### Work task
Whenever a line of the data below holds the string "高速回線か低速回線か調べる", copy that line.

### Data about app and page elements
_ _ _

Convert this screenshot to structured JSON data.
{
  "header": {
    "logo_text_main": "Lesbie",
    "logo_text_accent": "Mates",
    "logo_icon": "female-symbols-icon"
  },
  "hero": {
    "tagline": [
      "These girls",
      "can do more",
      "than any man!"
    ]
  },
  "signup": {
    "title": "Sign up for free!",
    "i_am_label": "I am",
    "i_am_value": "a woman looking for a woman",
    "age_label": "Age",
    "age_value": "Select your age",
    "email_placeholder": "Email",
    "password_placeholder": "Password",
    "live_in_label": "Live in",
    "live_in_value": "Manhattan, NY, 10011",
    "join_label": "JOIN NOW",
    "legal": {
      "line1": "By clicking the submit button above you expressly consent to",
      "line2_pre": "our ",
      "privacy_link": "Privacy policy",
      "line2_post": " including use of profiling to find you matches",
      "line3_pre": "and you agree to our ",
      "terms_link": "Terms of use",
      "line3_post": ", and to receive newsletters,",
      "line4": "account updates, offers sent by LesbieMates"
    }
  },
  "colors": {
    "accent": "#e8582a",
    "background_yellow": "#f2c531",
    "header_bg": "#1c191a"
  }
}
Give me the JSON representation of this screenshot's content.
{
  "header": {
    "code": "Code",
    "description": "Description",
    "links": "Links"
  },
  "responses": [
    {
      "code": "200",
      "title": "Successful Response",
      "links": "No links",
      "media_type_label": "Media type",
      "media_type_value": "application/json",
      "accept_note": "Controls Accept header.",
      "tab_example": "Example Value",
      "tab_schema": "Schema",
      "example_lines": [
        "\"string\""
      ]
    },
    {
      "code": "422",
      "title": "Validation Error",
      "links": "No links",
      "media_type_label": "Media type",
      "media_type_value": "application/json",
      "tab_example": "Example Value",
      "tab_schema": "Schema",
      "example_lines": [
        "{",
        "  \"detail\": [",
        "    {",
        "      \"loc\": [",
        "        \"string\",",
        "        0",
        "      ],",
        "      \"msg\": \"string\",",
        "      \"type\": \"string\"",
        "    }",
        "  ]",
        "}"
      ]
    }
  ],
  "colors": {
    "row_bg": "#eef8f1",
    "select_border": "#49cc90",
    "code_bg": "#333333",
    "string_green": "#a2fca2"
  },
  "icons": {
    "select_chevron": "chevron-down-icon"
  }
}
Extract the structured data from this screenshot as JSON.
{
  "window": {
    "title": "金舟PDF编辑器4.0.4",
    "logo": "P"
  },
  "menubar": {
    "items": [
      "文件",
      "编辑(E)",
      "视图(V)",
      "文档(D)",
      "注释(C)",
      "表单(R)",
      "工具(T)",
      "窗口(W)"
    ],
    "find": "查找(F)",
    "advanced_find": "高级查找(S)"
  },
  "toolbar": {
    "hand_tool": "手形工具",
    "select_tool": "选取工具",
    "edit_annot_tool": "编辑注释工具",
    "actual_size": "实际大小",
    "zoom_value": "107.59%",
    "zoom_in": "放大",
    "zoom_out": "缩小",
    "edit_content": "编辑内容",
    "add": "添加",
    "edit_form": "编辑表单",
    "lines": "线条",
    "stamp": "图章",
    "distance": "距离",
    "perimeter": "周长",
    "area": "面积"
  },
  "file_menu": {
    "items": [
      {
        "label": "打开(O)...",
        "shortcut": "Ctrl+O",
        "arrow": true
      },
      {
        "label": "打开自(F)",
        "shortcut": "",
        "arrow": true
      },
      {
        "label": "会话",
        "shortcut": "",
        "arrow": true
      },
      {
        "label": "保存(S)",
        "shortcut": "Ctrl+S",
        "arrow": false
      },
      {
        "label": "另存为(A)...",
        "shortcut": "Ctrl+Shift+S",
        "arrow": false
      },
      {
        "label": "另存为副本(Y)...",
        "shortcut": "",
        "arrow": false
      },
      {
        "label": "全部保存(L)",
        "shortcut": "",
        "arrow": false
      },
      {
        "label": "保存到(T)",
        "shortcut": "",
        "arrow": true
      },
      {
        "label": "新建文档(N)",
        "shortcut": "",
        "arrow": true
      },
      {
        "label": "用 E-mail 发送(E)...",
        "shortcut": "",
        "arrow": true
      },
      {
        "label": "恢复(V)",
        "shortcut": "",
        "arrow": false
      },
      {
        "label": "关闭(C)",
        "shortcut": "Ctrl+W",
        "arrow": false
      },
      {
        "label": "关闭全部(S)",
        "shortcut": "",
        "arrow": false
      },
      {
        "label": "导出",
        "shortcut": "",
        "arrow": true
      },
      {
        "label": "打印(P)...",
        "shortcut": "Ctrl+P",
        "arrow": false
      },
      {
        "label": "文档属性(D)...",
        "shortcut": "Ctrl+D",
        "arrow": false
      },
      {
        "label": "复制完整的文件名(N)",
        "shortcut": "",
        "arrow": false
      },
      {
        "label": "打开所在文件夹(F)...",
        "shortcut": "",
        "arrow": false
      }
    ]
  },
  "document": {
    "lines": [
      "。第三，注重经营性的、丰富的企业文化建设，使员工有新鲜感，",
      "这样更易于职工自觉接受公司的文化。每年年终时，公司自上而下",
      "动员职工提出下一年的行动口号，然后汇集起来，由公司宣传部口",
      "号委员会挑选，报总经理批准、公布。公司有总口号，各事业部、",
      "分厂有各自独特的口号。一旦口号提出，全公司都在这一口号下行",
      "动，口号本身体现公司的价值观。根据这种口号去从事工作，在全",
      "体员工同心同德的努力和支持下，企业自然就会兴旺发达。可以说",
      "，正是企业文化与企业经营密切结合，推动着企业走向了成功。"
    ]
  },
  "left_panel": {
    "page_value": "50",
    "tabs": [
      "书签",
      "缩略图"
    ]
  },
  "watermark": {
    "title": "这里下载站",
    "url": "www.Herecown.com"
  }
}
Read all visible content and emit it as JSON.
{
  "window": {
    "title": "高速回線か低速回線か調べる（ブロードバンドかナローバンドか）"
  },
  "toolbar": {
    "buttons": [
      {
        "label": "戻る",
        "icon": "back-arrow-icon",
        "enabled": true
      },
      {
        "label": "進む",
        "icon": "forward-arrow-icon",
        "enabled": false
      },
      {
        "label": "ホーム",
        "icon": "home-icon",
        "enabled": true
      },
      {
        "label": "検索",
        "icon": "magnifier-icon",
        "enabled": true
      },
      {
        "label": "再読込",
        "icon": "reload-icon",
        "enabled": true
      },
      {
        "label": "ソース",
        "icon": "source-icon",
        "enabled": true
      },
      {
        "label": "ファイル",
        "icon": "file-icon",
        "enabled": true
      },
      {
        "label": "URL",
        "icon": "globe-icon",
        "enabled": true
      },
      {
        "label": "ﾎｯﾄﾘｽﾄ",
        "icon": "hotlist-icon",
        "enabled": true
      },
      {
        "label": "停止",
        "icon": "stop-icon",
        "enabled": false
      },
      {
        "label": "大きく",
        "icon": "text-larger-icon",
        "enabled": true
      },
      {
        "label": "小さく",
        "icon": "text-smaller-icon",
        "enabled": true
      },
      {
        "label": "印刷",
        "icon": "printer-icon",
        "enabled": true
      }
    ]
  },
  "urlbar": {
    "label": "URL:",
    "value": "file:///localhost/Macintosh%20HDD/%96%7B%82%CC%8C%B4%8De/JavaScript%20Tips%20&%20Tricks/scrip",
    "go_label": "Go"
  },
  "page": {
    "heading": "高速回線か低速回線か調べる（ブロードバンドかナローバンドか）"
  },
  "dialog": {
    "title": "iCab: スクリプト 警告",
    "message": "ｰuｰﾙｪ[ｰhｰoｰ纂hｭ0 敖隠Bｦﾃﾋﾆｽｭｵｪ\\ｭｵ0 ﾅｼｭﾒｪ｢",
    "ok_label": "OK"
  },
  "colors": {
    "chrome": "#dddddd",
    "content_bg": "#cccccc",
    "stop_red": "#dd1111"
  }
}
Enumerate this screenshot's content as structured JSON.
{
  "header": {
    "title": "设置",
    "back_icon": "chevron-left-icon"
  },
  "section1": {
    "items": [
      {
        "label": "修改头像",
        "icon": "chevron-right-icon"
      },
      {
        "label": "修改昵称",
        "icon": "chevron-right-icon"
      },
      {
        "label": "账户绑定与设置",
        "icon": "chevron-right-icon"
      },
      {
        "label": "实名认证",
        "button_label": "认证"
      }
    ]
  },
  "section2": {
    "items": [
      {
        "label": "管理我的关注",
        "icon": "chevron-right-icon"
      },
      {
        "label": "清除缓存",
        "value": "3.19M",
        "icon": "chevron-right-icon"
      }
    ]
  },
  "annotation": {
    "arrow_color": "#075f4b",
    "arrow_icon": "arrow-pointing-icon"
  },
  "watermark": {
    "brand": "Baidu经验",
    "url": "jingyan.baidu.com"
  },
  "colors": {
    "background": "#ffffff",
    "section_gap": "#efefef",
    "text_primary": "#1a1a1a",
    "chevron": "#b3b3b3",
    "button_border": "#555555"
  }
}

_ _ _

### Exercise response
    "title": "高速回線か低速回線か調べる（ブロードバンドかナローバンドか）"
    "heading": "高速回線か低速回線か調べる（ブロードバンドかナローバンドか）"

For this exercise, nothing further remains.